Supplied records:

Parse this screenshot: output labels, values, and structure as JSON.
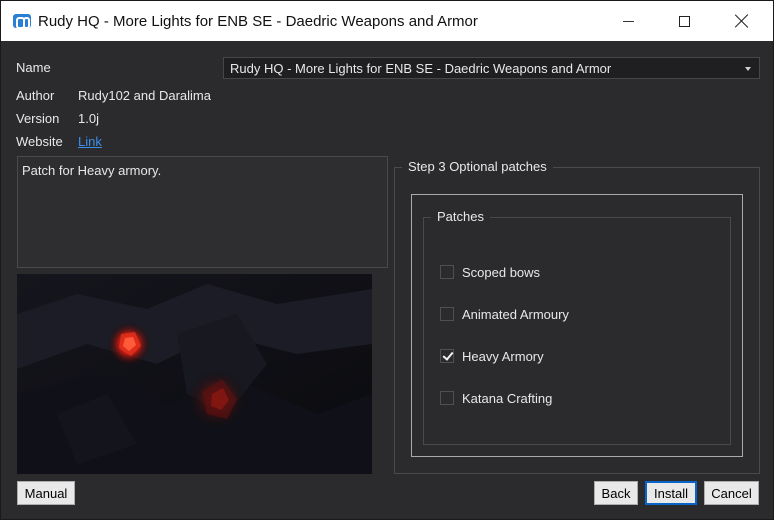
{
  "window": {
    "title": "Rudy HQ - More Lights for ENB SE - Daedric Weapons and Armor"
  },
  "info": {
    "name_label": "Name",
    "name_value": "Rudy HQ - More Lights for ENB SE - Daedric Weapons and Armor",
    "author_label": "Author",
    "author_value": "Rudy102 and Daralima",
    "version_label": "Version",
    "version_value": "1.0j",
    "website_label": "Website",
    "website_link": "Link"
  },
  "description": "Patch for Heavy armory.",
  "step": {
    "legend": "Step 3 Optional patches",
    "group_legend": "Patches",
    "options": [
      {
        "label": "Scoped bows",
        "checked": false
      },
      {
        "label": "Animated Armoury",
        "checked": false
      },
      {
        "label": "Heavy Armory",
        "checked": true
      },
      {
        "label": "Katana Crafting",
        "checked": false
      }
    ]
  },
  "buttons": {
    "manual": "Manual",
    "back": "Back",
    "install": "Install",
    "cancel": "Cancel"
  },
  "colors": {
    "background": "#2b2b2e",
    "link": "#3b8eea",
    "accent": "#0a64c8",
    "ember": "#d4251a"
  }
}
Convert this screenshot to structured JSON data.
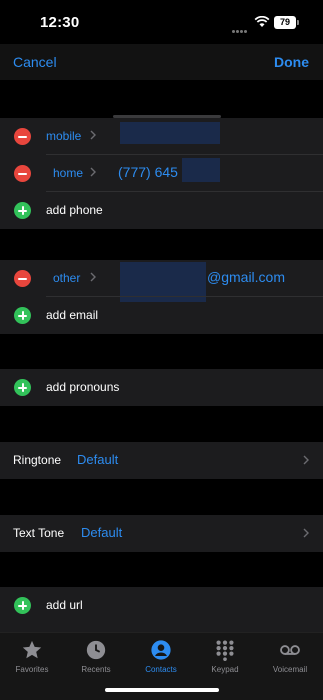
{
  "status_bar": {
    "time": "12:30",
    "battery": "79"
  },
  "nav": {
    "cancel_label": "Cancel",
    "done_label": "Done"
  },
  "phone_section": {
    "rows": [
      {
        "type": "remove",
        "label": "mobile",
        "value": ""
      },
      {
        "type": "remove",
        "label": "home",
        "value": "(777) 645"
      },
      {
        "type": "add",
        "text": "add phone"
      }
    ]
  },
  "email_section": {
    "rows": [
      {
        "type": "remove",
        "label": "other",
        "value": "@gmail.com"
      },
      {
        "type": "add",
        "text": "add email"
      }
    ]
  },
  "pronouns_section": {
    "add_text": "add pronouns"
  },
  "ringtone": {
    "label": "Ringtone",
    "value": "Default"
  },
  "text_tone": {
    "label": "Text Tone",
    "value": "Default"
  },
  "url_section": {
    "add_text": "add url"
  },
  "tab_bar": {
    "tabs": [
      {
        "label": "Favorites",
        "icon": "star-icon",
        "active": false
      },
      {
        "label": "Recents",
        "icon": "clock-icon",
        "active": false
      },
      {
        "label": "Contacts",
        "icon": "person-circle-icon",
        "active": true
      },
      {
        "label": "Keypad",
        "icon": "keypad-icon",
        "active": false
      },
      {
        "label": "Voicemail",
        "icon": "voicemail-icon",
        "active": false
      }
    ]
  },
  "colors": {
    "accent": "#2d8cf0",
    "remove": "#e8463d",
    "add": "#32c25a",
    "cell": "#1c1c1e",
    "background": "#000000"
  }
}
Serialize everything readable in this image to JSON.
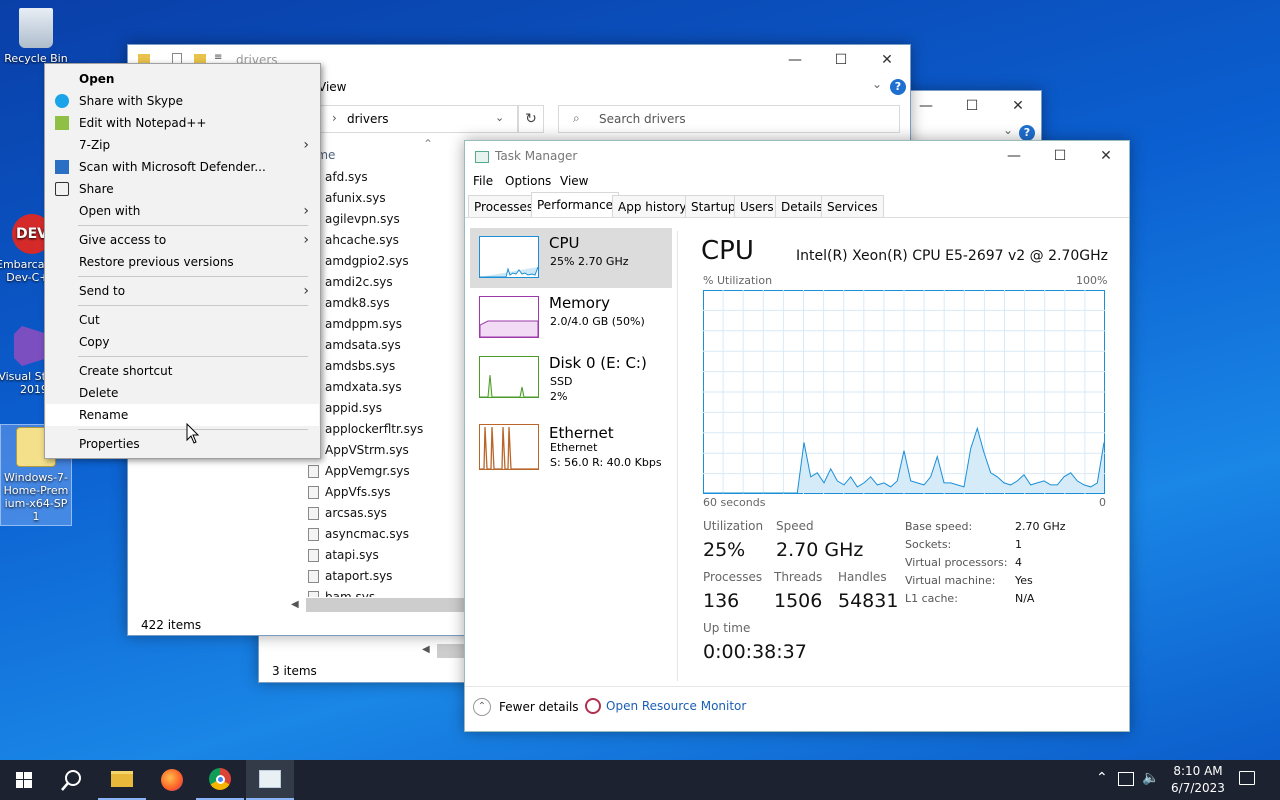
{
  "desktop": {
    "icons": [
      {
        "label": "Recycle Bin"
      },
      {
        "label": "Embarcadero Dev-C++"
      },
      {
        "label": "Visual Studio 2019"
      },
      {
        "label": "Windows-7-Home-Premium-x64-SP1"
      }
    ]
  },
  "explorer_back": {
    "status": "3 items"
  },
  "explorer": {
    "title": "drivers",
    "ribbon_view": "View",
    "path": "drivers",
    "search_placeholder": "Search drivers",
    "column_name": "Name",
    "files": [
      "afd.sys",
      "afunix.sys",
      "agilevpn.sys",
      "ahcache.sys",
      "amdgpio2.sys",
      "amdi2c.sys",
      "amdk8.sys",
      "amdppm.sys",
      "amdsata.sys",
      "amdsbs.sys",
      "amdxata.sys",
      "appid.sys",
      "applockerfltr.sys",
      "AppVStrm.sys",
      "AppVemgr.sys",
      "AppVfs.sys",
      "arcsas.sys",
      "asyncmac.sys",
      "atapi.sys",
      "ataport.sys",
      "bam.sys"
    ],
    "status": "422 items"
  },
  "context_menu": {
    "items": [
      {
        "label": "Open",
        "bold": true
      },
      {
        "label": "Share with Skype",
        "icon": "skype-icon"
      },
      {
        "label": "Edit with Notepad++",
        "icon": "notepadpp-icon"
      },
      {
        "label": "7-Zip",
        "submenu": true
      },
      {
        "label": "Scan with Microsoft Defender...",
        "icon": "defender-icon"
      },
      {
        "label": "Share",
        "icon": "share-icon"
      },
      {
        "label": "Open with",
        "submenu": true
      },
      {
        "label": "Give access to",
        "submenu": true
      },
      {
        "label": "Restore previous versions"
      },
      {
        "label": "Send to",
        "submenu": true
      },
      {
        "label": "Cut"
      },
      {
        "label": "Copy"
      },
      {
        "label": "Create shortcut"
      },
      {
        "label": "Delete"
      },
      {
        "label": "Rename",
        "highlighted": true
      },
      {
        "label": "Properties"
      }
    ]
  },
  "task_manager": {
    "title": "Task Manager",
    "menu": [
      "File",
      "Options",
      "View"
    ],
    "tabs": [
      "Processes",
      "Performance",
      "App history",
      "Startup",
      "Users",
      "Details",
      "Services"
    ],
    "active_tab": "Performance",
    "resources": [
      {
        "name": "CPU",
        "sub1": "25% 2.70 GHz",
        "sub2": "",
        "sub3": "",
        "selected": true
      },
      {
        "name": "Memory",
        "sub1": "2.0/4.0 GB (50%)",
        "sub2": "",
        "sub3": ""
      },
      {
        "name": "Disk 0 (E: C:)",
        "sub1": "SSD",
        "sub2": "2%",
        "sub3": ""
      },
      {
        "name": "Ethernet",
        "sub1": "Ethernet",
        "sub2": "S: 56.0  R: 40.0 Kbps",
        "sub3": ""
      }
    ],
    "cpu": {
      "heading": "CPU",
      "model": "Intel(R) Xeon(R) CPU E5-2697 v2 @ 2.70GHz",
      "util_label": "% Utilization",
      "max_label": "100%",
      "time_label": "60 seconds",
      "zero_label": "0",
      "stats": {
        "utilization_label": "Utilization",
        "utilization": "25%",
        "speed_label": "Speed",
        "speed": "2.70 GHz",
        "processes_label": "Processes",
        "processes": "136",
        "threads_label": "Threads",
        "threads": "1506",
        "handles_label": "Handles",
        "handles": "54831",
        "uptime_label": "Up time",
        "uptime": "0:00:38:37"
      },
      "details": [
        {
          "k": "Base speed:",
          "v": "2.70 GHz"
        },
        {
          "k": "Sockets:",
          "v": "1"
        },
        {
          "k": "Virtual processors:",
          "v": "4"
        },
        {
          "k": "Virtual machine:",
          "v": "Yes"
        },
        {
          "k": "L1 cache:",
          "v": "N/A"
        }
      ]
    },
    "footer": {
      "fewer": "Fewer details",
      "monitor": "Open Resource Monitor"
    }
  },
  "chart_data": {
    "type": "area",
    "title": "CPU",
    "xlabel": "60 seconds",
    "ylabel": "% Utilization",
    "ylim": [
      0,
      100
    ],
    "x": [
      0,
      1,
      2,
      3,
      4,
      5,
      6,
      7,
      8,
      9,
      10,
      11,
      12,
      13,
      14,
      15,
      16,
      17,
      18,
      19,
      20,
      21,
      22,
      23,
      24,
      25,
      26,
      27,
      28,
      29,
      30,
      31,
      32,
      33,
      34,
      35,
      36,
      37,
      38,
      39,
      40,
      41,
      42,
      43,
      44,
      45,
      46,
      47,
      48,
      49,
      50,
      51,
      52,
      53,
      54,
      55,
      56,
      57,
      58,
      59,
      60
    ],
    "series": [
      {
        "values": [
          0,
          0,
          0,
          0,
          0,
          0,
          0,
          0,
          0,
          0,
          0,
          0,
          0,
          0,
          0,
          25,
          8,
          10,
          5,
          12,
          6,
          4,
          8,
          3,
          5,
          8,
          4,
          5,
          3,
          6,
          21,
          6,
          5,
          4,
          8,
          18,
          5,
          5,
          4,
          3,
          22,
          32,
          20,
          10,
          8,
          5,
          4,
          6,
          9,
          4,
          5,
          6,
          4,
          4,
          8,
          10,
          6,
          4,
          3,
          5,
          25
        ]
      }
    ],
    "grid": true
  },
  "taskbar": {
    "time": "8:10 AM",
    "date": "6/7/2023"
  }
}
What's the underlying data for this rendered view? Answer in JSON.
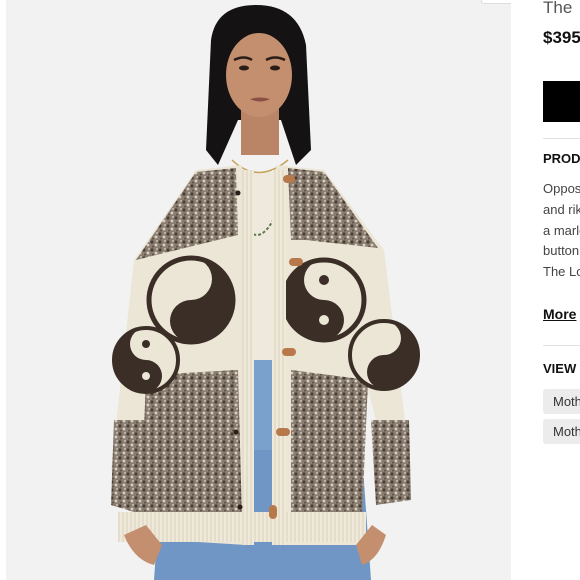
{
  "product": {
    "title": "The",
    "price": "$395",
    "image_alt": "Model wearing a cream and brown marled yin-yang cardigan with toggle buttons"
  },
  "buttons": {
    "add_to_cart_label": ""
  },
  "details": {
    "heading": "PRODU",
    "description_lines": [
      "Oppos",
      "and rik",
      "a marle",
      "button",
      "The Lo"
    ],
    "more_label": "More"
  },
  "view": {
    "heading": "VIEW",
    "chips": [
      "Moth",
      "Moth"
    ]
  },
  "colors": {
    "background": "#f2f2f2",
    "cardigan_cream": "#ece6d6",
    "cardigan_brown": "#4a3d33",
    "button_black": "#000000"
  }
}
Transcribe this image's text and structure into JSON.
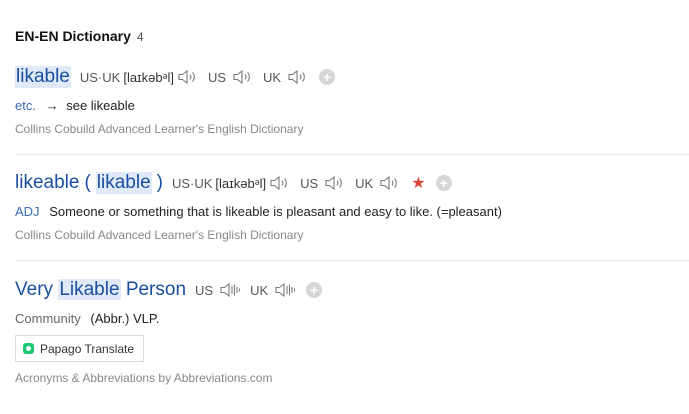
{
  "header": {
    "title": "EN-EN Dictionary",
    "count": "4"
  },
  "entries": [
    {
      "word": "likable",
      "phonetic_label": "US·UK",
      "phonetic": "[laɪkəbᵊl]",
      "us_label": "US",
      "uk_label": "UK",
      "pos": "etc.",
      "definition": "see likeable",
      "arrow": "→",
      "source": "Collins Cobuild Advanced Learner's English Dictionary"
    },
    {
      "word": "likeable",
      "variant_open": "(",
      "variant": "likable",
      "variant_close": ")",
      "phonetic_label": "US·UK",
      "phonetic": "[laɪkəbᵊl]",
      "us_label": "US",
      "uk_label": "UK",
      "star": "★",
      "pos": "ADJ",
      "definition": "Someone or something that is likeable is pleasant and easy to like. (=pleasant)",
      "source": "Collins Cobuild Advanced Learner's English Dictionary"
    },
    {
      "word_pre": "Very",
      "word_hl": "Likable",
      "word_post": "Person",
      "us_label": "US",
      "uk_label": "UK",
      "pos": "Community",
      "definition": "(Abbr.) VLP.",
      "papago_label": "Papago Translate",
      "source": "Acronyms & Abbreviations by Abbreviations.com"
    }
  ],
  "plus_symbol": "+",
  "colors": {
    "link": "#1a4fa0",
    "highlight": "#dfe9f7",
    "star": "#e0463a",
    "papago": "#1ec771"
  }
}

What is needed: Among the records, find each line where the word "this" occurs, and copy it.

Written solution:
Parse this screenshot: output labels, values, and structure as JSON.
Convert this screenshot to structured JSON data.
Serialize everything readable in this image to JSON.
What's the underlying data for this rendered view? Answer in JSON.
Transcribe this image's text and structure into JSON.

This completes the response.